6) New infrastructure, new ideas. Nationwide, new netroots organizations, most notably MoveOn.org, provided tens of millions of dollars worth of resources of all sorts to Democratic candidates. Further, from precinct captains to members of the Democratic National Committee, an ongoing netroots project known as the silent revolution has aimed to place netroots activists in Democratic Party offices where positions are either currently vacant or held by ineffective incumbents (the former is far more commonly the case). This project has injected the Democratic Party with tens of thousands of new activists, forming an important supplement to existing Democratic Party infrastructure and GOTV efforts.
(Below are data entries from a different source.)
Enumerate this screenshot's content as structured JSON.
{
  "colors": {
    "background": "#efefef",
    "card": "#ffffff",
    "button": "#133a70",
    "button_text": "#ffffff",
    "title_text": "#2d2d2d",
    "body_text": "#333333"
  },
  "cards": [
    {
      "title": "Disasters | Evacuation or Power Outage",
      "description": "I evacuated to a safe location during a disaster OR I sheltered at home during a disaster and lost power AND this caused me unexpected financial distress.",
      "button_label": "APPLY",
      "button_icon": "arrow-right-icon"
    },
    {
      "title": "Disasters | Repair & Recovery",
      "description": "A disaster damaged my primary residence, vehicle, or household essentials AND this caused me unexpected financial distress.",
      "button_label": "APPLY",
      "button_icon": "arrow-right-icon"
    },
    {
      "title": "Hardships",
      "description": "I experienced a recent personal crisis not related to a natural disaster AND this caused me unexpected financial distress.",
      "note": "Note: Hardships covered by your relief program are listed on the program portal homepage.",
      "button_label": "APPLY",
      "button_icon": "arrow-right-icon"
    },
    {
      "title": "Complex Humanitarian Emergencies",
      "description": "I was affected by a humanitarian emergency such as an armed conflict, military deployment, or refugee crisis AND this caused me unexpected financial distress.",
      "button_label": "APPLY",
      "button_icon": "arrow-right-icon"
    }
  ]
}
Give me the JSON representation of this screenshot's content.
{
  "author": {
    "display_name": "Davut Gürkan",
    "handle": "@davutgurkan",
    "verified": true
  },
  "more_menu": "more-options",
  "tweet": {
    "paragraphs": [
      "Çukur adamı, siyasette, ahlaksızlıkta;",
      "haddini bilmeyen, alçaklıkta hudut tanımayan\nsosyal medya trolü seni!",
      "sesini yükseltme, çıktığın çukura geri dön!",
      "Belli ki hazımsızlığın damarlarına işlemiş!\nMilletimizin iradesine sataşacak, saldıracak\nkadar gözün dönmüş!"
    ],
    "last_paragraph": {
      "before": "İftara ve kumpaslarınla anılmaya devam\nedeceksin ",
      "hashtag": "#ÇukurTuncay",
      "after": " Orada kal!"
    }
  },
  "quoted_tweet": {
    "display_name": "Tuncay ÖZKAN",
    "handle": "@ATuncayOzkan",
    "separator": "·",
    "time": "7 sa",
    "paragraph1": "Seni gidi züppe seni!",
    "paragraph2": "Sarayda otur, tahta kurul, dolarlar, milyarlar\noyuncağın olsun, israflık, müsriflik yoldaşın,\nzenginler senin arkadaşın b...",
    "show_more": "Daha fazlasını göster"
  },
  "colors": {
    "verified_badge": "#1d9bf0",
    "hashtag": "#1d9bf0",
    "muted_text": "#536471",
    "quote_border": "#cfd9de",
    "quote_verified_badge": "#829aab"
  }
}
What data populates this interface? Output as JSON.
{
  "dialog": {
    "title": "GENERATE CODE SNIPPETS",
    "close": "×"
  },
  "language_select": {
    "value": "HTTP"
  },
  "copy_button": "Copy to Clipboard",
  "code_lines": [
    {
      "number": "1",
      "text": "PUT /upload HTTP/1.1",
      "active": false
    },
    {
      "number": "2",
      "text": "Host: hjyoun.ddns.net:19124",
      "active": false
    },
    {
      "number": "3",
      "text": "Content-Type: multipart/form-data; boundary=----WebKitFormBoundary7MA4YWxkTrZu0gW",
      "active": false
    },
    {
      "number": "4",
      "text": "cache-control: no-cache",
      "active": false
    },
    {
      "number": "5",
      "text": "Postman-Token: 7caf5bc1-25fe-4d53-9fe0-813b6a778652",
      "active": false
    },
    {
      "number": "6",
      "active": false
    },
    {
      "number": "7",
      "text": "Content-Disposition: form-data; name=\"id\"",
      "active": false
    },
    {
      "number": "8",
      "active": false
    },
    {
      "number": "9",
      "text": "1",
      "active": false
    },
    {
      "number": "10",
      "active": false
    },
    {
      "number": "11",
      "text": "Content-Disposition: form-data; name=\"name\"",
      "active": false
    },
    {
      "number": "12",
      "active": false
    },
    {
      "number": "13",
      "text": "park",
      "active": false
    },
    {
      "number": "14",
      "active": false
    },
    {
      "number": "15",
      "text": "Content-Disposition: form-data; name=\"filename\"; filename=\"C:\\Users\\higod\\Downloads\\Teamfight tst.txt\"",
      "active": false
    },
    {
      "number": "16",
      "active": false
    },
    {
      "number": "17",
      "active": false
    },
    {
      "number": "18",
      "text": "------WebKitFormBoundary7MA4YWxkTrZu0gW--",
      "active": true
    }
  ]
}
When it comes to utilizing new media and campaign tactics, the netroots are also testing new forms of voter contact, as was the case with BlogPac’s Internet search optimization campaign in 2006. For only around $500, this campaign of Googlebombing and Google AdWords, made voter contact with nearly 700,000 people in 50 key congressional districts. The subsequent publicity it received will allow this easy and inexpensive means of voter contact to spread to many other campaigns in 2008 and beyond.
By this late date, most members of the Democratic and progressive leadership recognize the netroots and blogosphere as vital parts of our coalition and campaign infrastructure. As such, congratulations and thanks have been appropriately given all around. After all, we would not have succeed in retaking majorities in both Congress and the states without the grand, unified effort of all ideological and advocacy factions within the broad Democratic and progressive ecosystem. I hope that this piece will encourage the remaining holdouts to come around on the value of the progressive netroots. If it does, then we will have moved one step closer to making permanent the party unity that was so successful in 2006. In victory, we cannot start tearing ourselves down, or we will once more find ourselves on the wrong end of elections in the very near future.
Chris Bowers is the managing editor of MyDD.com and is on the executive committee of BlogPac. He has a BA in English from Ursinus College, where he taught for two years, and an MA in English from Temple University, where he taught for five years and completed his coursework for a Ph.D. Chris has also worked as a political consultant and as a union organizer for the American Federation of Teachers.
By Chris Bowers